After another night in Ishkashim we left the Wakhan valley and made it to Khorog from where we wanted to catch a flight to Dushanbe, Tajikistan’s capital city. There is a lot of myths around this flight going straight through (not over!) the Pamir mountains in either tiny planes or old Soviet helicopters. If you want to buy tickets you have to show up at the airport and try your luck since flights only operate with clear skies and the number of tickets is very limited due to the size of the planes. Our driver Baha was ready to help us with this tricky task and for the next two hours we were standing in front of a tiny hole in the wall with only Tajik/Russian speaking personell behind. Luckily, after tough negotiations we were the happy owners of 2 tickets for the Tajik airlines flight to Dushanbe. I am not the biggest fan of airplanes in general and when I saw the thing we were supposed to fly in I felt uneasy to say the least.
“Ticket counter” at the Khorog airport
About to board that thing
Capacity of the plane is 17 passengers plus a flexible amount of children just sitting on the laps of their parents. The flight was a once in a lifetime experience, for Fritz because he loved it and for me because I hope I will never have to board Tajik airlines again. However, the views you get from the plane were just unreal.
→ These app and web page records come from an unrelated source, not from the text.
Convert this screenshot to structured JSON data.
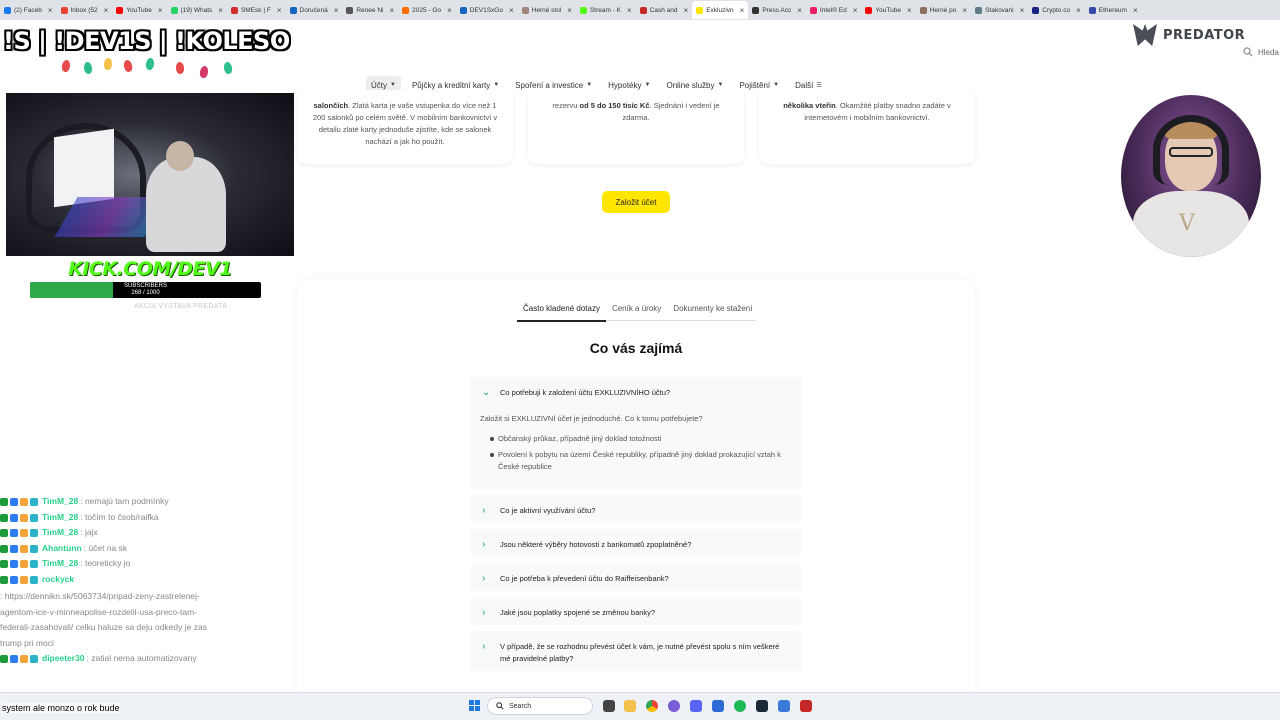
{
  "browser": {
    "tabs": [
      {
        "label": "(2) Faceb",
        "color": "#1877f2"
      },
      {
        "label": "Inbox (52",
        "color": "#ea4335"
      },
      {
        "label": "YouTube",
        "color": "#ff0000"
      },
      {
        "label": "(19) Whats",
        "color": "#25d366"
      },
      {
        "label": "SMEsk | F",
        "color": "#d32f2f"
      },
      {
        "label": "Doručená",
        "color": "#1565c0"
      },
      {
        "label": "Renee Ni",
        "color": "#555555"
      },
      {
        "label": "2025 - Go",
        "color": "#ff6d00"
      },
      {
        "label": "DEV1SxGo",
        "color": "#1565c0"
      },
      {
        "label": "Herné stol",
        "color": "#a1887f"
      },
      {
        "label": "Stream - K",
        "color": "#53fc18"
      },
      {
        "label": "Cash and",
        "color": "#c62828"
      },
      {
        "label": "Exkluzivn",
        "color": "#ffe600",
        "active": true
      },
      {
        "label": "Press Acc",
        "color": "#333333"
      },
      {
        "label": "Intel® Ed",
        "color": "#e91e63"
      },
      {
        "label": "YouTube",
        "color": "#ff0000"
      },
      {
        "label": "Herné po",
        "color": "#8d6e63"
      },
      {
        "label": "Stakovani",
        "color": "#607d8b"
      },
      {
        "label": "Crypto.co",
        "color": "#1a237e"
      },
      {
        "label": "Ethereum",
        "color": "#3949ab"
      }
    ]
  },
  "overlay": {
    "title": "!S | !DEV1S | !KOLESO",
    "brand": "PREDATOR",
    "kick": "KICK.COM/DEV1",
    "subscribers_label": "SUBSCRIBERS",
    "subscribers_count": "268 / 1000",
    "subscribers_progress": 0.268,
    "watermark": "AKCIA VYSTAVA PREDATA"
  },
  "site": {
    "search_label": "Hleda",
    "nav": [
      {
        "label": "Účty",
        "caret": "▼",
        "active": true
      },
      {
        "label": "Půjčky a kreditní karty",
        "caret": "▼"
      },
      {
        "label": "Spoření a investice",
        "caret": "▼"
      },
      {
        "label": "Hypotéky",
        "caret": "▼"
      },
      {
        "label": "Online služby",
        "caret": "▼"
      },
      {
        "label": "Pojištění",
        "caret": "▼"
      },
      {
        "label": "Další",
        "caret": "☰"
      }
    ],
    "cards": [
      {
        "bold": "salončích",
        "text": ". Zlatá karta je vaše vstupenka do více než 1 200 salonků po celém světě. V mobilním bankovnictví v detailu zlaté karty jednoduše zjistíte, kde se salonek nachází a jak ho použít."
      },
      {
        "pre": "rezervu ",
        "bold": "od 5 do 150 tisíc Kč",
        "text": ". Sjednání i vedení je zdarma."
      },
      {
        "bold": "několika vteřin",
        "text": ". Okamžité platby snadno zadáte v internetovém i mobilním bankovnictví."
      }
    ],
    "cta": "Založit účet",
    "faq_tabs": [
      "Často kladené dotazy",
      "Ceník a úroky",
      "Dokumenty ke stažení"
    ],
    "faq_heading": "Co vás zajímá",
    "faq": [
      {
        "q": "Co potřebuji k založení účtu EXKLUZIVNÍHO účtu?",
        "open": true,
        "intro": "Založit si EXKLUZIVNÍ účet je jednoduché. Co k tomu potřebujete?",
        "bullets": [
          "Občanský průkaz, případně jiný doklad totožnosti",
          "Povolení k pobytu na území České republiky, případně jiný doklad prokazující vztah k České republice"
        ]
      },
      {
        "q": "Co je aktivní využívání účtu?"
      },
      {
        "q": "Jsou některé výběry hotovosti z bankomatů zpoplatněné?"
      },
      {
        "q": "Co je potřeba k převedení účtu do Raiffeisenbank?"
      },
      {
        "q": "Jaké jsou poplatky spojené se změnou banky?"
      },
      {
        "q": "V případě, že se rozhodnu převést účet k vám, je nutné převést spolu s ním veškeré mé pravidelné platby?"
      }
    ]
  },
  "chat": {
    "messages": [
      {
        "user": "TimM_28",
        "text": ": nemajú tam podmínky"
      },
      {
        "user": "TimM_28",
        "text": ": točím to čsob/raifka"
      },
      {
        "user": "TimM_28",
        "text": ": jajx"
      },
      {
        "user": "Ahantunn",
        "text": ": účet na sk"
      },
      {
        "user": "TimM_28",
        "text": ": teoreticky jo"
      },
      {
        "user": "rockyck",
        "text": ": https://dennikn.sk/5063734/pripad-zeny-zastrelenej-agentom-ice-v-minneapolise-rozdelil-usa-preco-tam-federali-zasahovali/ celku haluze sa deju odkedy je zas trump pri moci"
      },
      {
        "user": "dipeeter30",
        "text": ": zatial nema automatizovany"
      }
    ],
    "bottom_line": "system ale monzo o rok bude"
  },
  "taskbar": {
    "search_label": "Search"
  }
}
Sometimes it seemed that the wingtips of the plane would touch the rocks or whirl up the snow on the peaks when flying right next to the mountain tops.
Scary, but beautiful …
90 minutes later our adventure in the Pamirs had come to an end and for sure the whole trip was one of the most memorable things in our journey through Central Asia.